Day 1 began with a warm welcome from Dr. Elizabeth Pratt, Vice President, Academic Affairs (and BSILI 2019!) and Mr. Roland Montemayor, Acting President of San Jose City College.  We were thrilled that Dr. Byron D. Clift Breland, Chancellor of San Jose Evergreen Community College District attended and spoke of his journey as a first-generation community college student and an equity-minded educator.

After setting goals for the day, participants worked together to read and discuss the Brave Space text set, which challenges the notion of “safe spaces” in diversity and social justice dialogues, emphasizing “the need for courage rather than the illusion of safety.” We used this paradigm to create community agreements for the institute, explicitly welcoming the risk-taking and discomfort that would be necessary to come together as learners around issues of equity. Many participants noted how the Brave Space paradigm could be applied at their home campuses to create more meaningful conditions for learning in classrooms, meetings, and professional development settings. 

The morning continued with practicing two other embodied actions for equity: serial testimony and the Critical Friends protocol. Both of these protocols structure group conversations so that everyone in the group has opportunities to speak and listen equally. First, we reflected on our own experiences as insiders and outsiders in school through serial testimony. Then, we shared one problem we were experiencing in our work and received feedback from the group through the Critical Friends protocol. At the end of the morning, we reflected on how these conversation protocols might be useful in our work as educators on our home campuses.

Day 1 concluded with an activity designed to prepare us for the night’s homework reading. It can be intimidating for colleagues and students alike to tackle challenging readings like Ibram X Kendi’s “This is what an antiracist America would look like. How do we get there?” and Robin DiAngelo’s “White Fragility.” So instead of sending us home with the assignment to read on our own, the facilitators engaged us to read excerpts from just one of the assigned texts and to respond to specific passages with a gallery walk activity. This gave everyone a preview of some key terms and concepts as well as questions and insights to help guide our independent reading.

Day 2 began with some time to review the readings and to find “strong lines” that brought up questions or insights for us. We shared those and engaged in a silent dialogue through a write-around activity. It was an opportunity for all involved to reflect on what it means to be anti-racist and how to process and overcome white fragility, both in our personal lives and as educators. 

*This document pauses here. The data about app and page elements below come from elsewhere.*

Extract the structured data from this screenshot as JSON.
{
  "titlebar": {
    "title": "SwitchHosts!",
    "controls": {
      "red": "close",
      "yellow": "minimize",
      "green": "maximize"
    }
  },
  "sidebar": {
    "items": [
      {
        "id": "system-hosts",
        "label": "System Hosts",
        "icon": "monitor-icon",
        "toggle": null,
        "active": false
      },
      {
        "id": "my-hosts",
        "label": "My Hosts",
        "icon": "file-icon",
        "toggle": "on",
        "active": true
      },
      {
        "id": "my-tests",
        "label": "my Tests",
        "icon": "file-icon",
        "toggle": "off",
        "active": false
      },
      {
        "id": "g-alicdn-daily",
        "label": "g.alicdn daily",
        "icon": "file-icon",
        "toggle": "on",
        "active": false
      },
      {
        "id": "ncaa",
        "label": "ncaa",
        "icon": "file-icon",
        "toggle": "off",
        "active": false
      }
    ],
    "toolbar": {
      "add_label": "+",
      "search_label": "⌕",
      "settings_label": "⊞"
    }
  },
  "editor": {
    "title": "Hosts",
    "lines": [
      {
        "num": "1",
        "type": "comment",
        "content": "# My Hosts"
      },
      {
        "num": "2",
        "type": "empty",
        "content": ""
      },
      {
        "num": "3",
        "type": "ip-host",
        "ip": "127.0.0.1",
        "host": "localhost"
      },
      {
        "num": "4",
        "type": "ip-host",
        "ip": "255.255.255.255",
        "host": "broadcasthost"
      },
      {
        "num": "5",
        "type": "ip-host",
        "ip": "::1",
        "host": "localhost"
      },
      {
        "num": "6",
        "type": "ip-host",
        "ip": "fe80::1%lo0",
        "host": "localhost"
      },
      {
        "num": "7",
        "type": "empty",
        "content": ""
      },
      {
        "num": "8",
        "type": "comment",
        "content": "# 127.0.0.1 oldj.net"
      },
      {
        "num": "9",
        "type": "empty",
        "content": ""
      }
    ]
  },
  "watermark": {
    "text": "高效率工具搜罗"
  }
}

The heart of Day 2 was a Theatre of the Oppressed activity that challenged the group to really consider the roles we can play in enacting equity. Participants formed scenes with their bodies and then observers interpreted and altered the scenes. One powerful scene about sexual harassment in the workplace inspired over half of the group to stand up and enter the scene. After this activity, many participants shared that they were inspired to find opportunities to listen, witness, stand up, and act to achieve more equitable living and working spaces. 

As the institute came to a close, the group reflected on the courage and connection that allowed transformational learning to take place. Relationships were built, intentions were set, and we were inspired to push forward as we find our way to equity. 

Many thanks to the amazing NorCal Equity Institute planning team, particularly our BSILI 2019 colleagues, for all you did to make this event a success!   

To access the full agenda, click here